In the pursuit of justice, concerns over money can seem dirty, inconsequential and downright wrong. Prosecutors rarely talk about the financial ramifications of their decisions and the only time that dollars generally enter the prosecution equation are to measure loss. For a murder or other especially heinous crimes, a slogan of “no matter the cost” may well be the appropriate one. But this tends to be the exception, not the rule. For the overwhelming majority of offenses and prosecutorial decisions, pretending financial concerns are irrelevant is a recipe for costly, inefficient and potentially unjust outcomes.

Although prosecutors play a significant role shaping the size—and therefore ultimate cost—of the criminal justice system, they have few direct incentives to consider the budgetary impact of their decisions. Individual prosecutors can safely ignore the financial ramifications of any recommendation since those will never be the basis of any kind of supervisory or judicial review; after all, in all likelihood those supervisors and judges also have no idea what the relevant dollar amounts might be. Few office policies suggest prosecutors should do anything different. To the extent that policy incorporates money concerns, it is all too often the subtly corrupting influence of fines and fees that end up padding prosecutors’ budgets once collected. While prosecutors may feel some kind of pinch if other parts of the criminal justice system max out local budgets, they are unlikely to be held responsible for their role in creating a crisis.

All of which makes prosecutors another poster child for why so many Americans dislike how the government spends their hard-earned tax dollars. A single decision by a prosecutor may cost taxpayers literally hundreds of thousands of dollars, yet that prosecutor almost certainly never contemplated that cost. Even worse, this could be wildly disproportionate to the crime. Just consider a few shoplifting incidents that recently captured public attention involving prosecutors seeking, and sometimes obtaining, felony convictions and sentences as long as 12 years. Does it really make sense, for example, for Tennessee taxpayers to shell out $346,282.80 to lock someone up for a dozen years because that person ripped off Walmart for $39.57?

Prosecutors may also not fully recognize how costs are interfering with their public safety goals. Government coffers are not bottomless; a dollar spent on unnecessary prosecution or incarceration means one less for policing (or schools or roads, for that matter). The overt costs that prosecutors are more familiar with can be similarly counterproductive. Diversion fees, for example, may deter low-income defendants from participating in effective alternatives to prosecution. Likewise, the plethora of fines and fees associated with a prosecution and incarceration can place an individual in a financial hole from which illegal means may appear to be the only way out. The fact that some states tie prosecutor budgets to the collection of these fees or blunt metrics like felony charge rates can further distort office policy toward resolutions that are unadvisable from a public safety or rehabilitation perspective.
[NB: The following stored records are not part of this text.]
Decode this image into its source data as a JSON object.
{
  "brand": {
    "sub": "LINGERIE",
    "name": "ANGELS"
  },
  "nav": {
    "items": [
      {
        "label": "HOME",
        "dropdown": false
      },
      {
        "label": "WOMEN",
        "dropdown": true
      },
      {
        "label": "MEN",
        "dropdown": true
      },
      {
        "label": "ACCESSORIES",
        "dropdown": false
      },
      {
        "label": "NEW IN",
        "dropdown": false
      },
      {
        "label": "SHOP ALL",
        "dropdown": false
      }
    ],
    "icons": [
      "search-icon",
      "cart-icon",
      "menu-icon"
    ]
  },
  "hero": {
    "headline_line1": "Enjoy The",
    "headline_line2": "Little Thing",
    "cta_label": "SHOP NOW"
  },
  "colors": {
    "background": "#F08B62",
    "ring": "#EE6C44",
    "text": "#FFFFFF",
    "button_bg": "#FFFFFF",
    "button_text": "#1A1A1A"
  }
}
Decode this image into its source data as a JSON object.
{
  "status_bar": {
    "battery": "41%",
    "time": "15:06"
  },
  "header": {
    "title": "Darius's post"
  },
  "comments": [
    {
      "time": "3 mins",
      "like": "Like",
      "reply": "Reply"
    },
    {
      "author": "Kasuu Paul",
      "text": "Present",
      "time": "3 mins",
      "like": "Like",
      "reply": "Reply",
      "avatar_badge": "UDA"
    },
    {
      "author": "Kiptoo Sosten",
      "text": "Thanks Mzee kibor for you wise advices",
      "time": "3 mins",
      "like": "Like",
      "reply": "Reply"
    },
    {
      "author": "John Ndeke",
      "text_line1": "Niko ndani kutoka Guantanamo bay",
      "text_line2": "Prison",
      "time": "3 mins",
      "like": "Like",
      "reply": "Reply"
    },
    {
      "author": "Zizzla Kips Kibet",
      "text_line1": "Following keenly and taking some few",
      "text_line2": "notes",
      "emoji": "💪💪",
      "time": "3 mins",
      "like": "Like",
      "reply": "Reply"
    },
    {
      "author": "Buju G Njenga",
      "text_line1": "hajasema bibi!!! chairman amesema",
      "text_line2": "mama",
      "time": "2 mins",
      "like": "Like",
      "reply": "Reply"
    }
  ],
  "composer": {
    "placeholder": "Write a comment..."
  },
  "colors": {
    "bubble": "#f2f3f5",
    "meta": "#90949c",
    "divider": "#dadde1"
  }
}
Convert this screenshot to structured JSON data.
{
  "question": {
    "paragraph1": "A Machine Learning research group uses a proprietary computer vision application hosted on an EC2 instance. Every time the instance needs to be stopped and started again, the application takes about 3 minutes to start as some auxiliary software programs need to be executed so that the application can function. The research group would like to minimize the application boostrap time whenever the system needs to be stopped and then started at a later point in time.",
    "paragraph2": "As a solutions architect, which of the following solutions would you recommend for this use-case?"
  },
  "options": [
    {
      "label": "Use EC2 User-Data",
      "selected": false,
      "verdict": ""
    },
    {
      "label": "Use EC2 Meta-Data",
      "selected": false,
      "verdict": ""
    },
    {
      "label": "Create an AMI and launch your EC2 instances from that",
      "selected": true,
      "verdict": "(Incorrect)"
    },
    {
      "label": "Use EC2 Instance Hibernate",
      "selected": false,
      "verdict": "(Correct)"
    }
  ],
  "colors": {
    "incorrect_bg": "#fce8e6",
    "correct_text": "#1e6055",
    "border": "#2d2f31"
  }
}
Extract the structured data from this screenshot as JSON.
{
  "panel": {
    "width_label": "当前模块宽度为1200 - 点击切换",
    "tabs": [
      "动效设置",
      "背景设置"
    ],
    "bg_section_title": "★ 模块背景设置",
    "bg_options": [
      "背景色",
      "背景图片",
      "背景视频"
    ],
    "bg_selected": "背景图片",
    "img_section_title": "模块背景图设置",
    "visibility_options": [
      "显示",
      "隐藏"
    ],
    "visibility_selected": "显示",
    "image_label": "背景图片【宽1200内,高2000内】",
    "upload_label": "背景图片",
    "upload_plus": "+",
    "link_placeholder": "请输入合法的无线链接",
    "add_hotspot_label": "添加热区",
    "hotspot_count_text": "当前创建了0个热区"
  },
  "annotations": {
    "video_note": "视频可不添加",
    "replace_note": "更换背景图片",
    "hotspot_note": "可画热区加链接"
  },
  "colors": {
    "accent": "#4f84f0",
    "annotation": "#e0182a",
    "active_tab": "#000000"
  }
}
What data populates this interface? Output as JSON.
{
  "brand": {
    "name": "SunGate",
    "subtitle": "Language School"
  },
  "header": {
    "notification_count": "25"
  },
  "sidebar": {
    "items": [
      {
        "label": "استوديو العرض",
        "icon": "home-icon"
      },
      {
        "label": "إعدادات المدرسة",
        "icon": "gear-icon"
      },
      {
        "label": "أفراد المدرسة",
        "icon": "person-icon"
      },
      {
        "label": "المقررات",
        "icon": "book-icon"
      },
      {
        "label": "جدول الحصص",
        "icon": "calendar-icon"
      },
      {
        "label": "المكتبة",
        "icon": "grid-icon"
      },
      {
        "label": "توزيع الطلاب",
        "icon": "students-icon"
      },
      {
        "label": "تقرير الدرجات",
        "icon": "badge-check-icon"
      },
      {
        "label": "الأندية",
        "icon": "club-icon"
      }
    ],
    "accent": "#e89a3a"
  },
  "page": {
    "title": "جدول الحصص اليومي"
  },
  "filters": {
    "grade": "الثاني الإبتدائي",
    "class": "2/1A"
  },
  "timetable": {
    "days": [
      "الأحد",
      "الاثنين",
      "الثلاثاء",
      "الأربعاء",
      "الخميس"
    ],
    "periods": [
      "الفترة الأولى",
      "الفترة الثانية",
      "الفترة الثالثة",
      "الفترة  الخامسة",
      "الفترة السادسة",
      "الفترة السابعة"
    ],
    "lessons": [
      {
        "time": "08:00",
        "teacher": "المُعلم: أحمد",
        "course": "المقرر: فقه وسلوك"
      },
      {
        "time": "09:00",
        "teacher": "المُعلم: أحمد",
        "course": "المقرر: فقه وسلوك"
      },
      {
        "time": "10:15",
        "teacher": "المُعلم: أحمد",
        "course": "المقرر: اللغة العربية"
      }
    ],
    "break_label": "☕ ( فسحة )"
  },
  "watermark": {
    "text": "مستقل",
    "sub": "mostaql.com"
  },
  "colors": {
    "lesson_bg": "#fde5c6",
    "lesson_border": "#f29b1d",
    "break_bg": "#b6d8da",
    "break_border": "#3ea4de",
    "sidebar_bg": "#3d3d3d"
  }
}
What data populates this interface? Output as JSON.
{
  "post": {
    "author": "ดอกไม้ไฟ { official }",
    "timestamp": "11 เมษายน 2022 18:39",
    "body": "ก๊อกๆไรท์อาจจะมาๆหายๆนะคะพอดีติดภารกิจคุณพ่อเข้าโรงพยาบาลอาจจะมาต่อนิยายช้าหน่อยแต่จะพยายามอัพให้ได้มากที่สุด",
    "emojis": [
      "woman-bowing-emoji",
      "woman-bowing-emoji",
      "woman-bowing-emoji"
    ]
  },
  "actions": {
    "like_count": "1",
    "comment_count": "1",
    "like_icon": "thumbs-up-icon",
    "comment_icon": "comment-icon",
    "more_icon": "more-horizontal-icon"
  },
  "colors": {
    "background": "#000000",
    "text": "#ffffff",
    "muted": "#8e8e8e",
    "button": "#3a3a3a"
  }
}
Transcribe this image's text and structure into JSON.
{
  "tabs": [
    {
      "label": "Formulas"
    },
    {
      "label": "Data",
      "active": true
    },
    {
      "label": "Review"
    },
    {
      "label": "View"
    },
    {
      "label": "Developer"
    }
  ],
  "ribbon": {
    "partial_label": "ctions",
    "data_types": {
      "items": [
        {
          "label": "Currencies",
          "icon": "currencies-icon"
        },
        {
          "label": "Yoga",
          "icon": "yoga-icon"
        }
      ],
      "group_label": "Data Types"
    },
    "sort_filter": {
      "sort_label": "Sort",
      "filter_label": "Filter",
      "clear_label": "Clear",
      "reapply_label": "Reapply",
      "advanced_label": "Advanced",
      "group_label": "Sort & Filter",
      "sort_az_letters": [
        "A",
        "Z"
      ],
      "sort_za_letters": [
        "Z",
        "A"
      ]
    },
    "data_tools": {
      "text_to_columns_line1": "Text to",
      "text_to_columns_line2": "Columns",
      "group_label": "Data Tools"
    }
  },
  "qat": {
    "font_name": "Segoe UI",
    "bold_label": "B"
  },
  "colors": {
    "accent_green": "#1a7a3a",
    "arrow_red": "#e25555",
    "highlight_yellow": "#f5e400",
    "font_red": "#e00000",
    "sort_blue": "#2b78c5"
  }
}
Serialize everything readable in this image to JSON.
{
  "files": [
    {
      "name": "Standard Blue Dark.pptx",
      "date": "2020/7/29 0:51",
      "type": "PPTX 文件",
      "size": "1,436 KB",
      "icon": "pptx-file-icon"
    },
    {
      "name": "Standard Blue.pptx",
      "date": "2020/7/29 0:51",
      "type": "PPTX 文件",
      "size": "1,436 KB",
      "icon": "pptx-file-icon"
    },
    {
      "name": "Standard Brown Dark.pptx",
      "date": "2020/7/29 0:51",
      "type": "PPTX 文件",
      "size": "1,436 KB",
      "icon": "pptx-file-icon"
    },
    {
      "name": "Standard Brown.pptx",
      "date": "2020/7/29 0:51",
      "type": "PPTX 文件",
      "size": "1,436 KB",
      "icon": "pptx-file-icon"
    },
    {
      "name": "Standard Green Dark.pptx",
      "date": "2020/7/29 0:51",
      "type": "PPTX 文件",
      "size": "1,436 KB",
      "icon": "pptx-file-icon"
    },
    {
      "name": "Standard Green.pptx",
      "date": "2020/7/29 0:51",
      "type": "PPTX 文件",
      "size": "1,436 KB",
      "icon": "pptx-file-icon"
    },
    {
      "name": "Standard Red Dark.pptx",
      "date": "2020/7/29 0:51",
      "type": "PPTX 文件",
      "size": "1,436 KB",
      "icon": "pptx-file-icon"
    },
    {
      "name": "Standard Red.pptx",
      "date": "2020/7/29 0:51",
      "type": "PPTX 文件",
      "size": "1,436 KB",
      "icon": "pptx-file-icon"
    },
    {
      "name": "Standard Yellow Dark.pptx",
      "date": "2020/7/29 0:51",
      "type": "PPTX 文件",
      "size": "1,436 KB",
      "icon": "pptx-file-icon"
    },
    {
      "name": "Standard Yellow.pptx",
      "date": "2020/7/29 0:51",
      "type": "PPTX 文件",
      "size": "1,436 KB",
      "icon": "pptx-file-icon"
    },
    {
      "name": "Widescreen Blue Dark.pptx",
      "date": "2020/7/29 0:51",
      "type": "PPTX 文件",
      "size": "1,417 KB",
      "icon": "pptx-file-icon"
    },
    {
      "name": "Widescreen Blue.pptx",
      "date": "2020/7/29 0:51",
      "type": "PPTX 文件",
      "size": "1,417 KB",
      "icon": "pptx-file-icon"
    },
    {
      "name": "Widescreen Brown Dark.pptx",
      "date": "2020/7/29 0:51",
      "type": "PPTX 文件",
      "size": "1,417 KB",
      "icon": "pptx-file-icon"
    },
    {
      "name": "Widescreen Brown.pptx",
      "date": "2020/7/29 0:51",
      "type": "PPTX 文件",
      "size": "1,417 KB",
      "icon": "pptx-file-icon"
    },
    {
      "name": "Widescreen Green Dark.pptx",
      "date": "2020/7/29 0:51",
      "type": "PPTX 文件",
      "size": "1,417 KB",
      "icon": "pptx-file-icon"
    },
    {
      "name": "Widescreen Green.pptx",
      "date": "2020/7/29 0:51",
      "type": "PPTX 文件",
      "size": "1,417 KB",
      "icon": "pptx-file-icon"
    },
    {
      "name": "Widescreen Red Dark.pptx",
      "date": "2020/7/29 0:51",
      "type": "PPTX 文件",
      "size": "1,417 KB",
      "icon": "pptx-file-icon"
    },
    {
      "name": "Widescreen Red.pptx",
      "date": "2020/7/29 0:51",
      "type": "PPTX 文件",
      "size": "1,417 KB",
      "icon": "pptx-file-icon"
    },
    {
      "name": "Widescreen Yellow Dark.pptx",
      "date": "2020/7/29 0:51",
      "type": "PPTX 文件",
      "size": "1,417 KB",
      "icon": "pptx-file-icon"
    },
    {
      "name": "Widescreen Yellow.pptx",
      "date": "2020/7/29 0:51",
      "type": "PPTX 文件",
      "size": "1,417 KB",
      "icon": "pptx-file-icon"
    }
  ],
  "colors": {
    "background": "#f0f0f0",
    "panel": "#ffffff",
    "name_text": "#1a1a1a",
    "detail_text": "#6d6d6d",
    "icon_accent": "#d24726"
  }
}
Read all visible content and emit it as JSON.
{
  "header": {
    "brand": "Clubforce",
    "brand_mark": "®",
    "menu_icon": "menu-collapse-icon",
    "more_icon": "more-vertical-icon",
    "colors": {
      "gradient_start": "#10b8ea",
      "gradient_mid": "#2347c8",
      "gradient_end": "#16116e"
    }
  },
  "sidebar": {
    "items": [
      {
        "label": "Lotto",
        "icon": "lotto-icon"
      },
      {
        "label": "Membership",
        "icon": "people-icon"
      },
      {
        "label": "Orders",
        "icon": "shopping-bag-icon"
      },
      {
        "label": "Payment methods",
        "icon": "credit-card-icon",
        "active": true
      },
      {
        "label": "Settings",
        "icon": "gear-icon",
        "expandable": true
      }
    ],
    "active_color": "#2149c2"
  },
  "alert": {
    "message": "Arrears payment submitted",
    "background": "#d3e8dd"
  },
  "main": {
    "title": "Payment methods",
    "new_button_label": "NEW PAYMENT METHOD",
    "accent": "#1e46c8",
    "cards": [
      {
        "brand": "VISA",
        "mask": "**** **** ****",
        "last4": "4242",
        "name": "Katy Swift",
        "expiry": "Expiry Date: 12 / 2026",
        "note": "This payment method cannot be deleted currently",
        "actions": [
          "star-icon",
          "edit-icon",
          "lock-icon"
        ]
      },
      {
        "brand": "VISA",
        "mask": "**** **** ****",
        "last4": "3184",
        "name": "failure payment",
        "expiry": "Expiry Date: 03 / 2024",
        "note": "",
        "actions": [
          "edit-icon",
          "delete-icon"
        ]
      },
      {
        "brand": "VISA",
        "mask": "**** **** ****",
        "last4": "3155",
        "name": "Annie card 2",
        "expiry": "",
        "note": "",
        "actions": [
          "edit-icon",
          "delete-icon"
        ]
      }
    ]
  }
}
Correcting these imbalances begins with the meaningful consideration of the costs of confinement and other criminal justice sanctions. Prosecutorial leaders need to equip their line prosecutors with the knowledge and training necessary to identify egregious wastes of resources such as the shoplifting example above. Office policy, which dictates enforcement priorities and baseline sentencing recommendations, should likewise include costs as a factor alongside more traditional ones such as deterrence and rehabilitation. To the extent prosecutors have discretion over the fines and fees assessed to a defendant, they should similarly ensure that this debt does not undermine these other prosecutorial goals.

While prosecutors can whittle away at the issue around the margins, the heaviest lifting will fall to legislators. The criminal code must itself bend to budgetary realities; enforcement is not free and legislators need to consider the fiscal impact of new and existing criminal sanctions accordingly. At the same time, prosecutors usually cannot unilaterally achieve financial independence; only legislators can eliminate their reliance on fines and fees while ensuring adequate office funding.

Few people become prosecutors because they have a particular interest in or affinity for numbers or money. The thought of dollar signs appearing in prosecutorial decision-making may well make many uncomfortable or seem out of place next to high-minded ideals such as justice and equality. But resources are finite and costs do matter, and pretending otherwise simply results in a bloated justice system with sentencing costs sometimes wildly out of sync with the severity of the offense. Sometimes, the money involved will be trivial next to the demands of justice, yet prosecutors are simply too influential to operate outside of financial constraints and concerns.

Featured Publications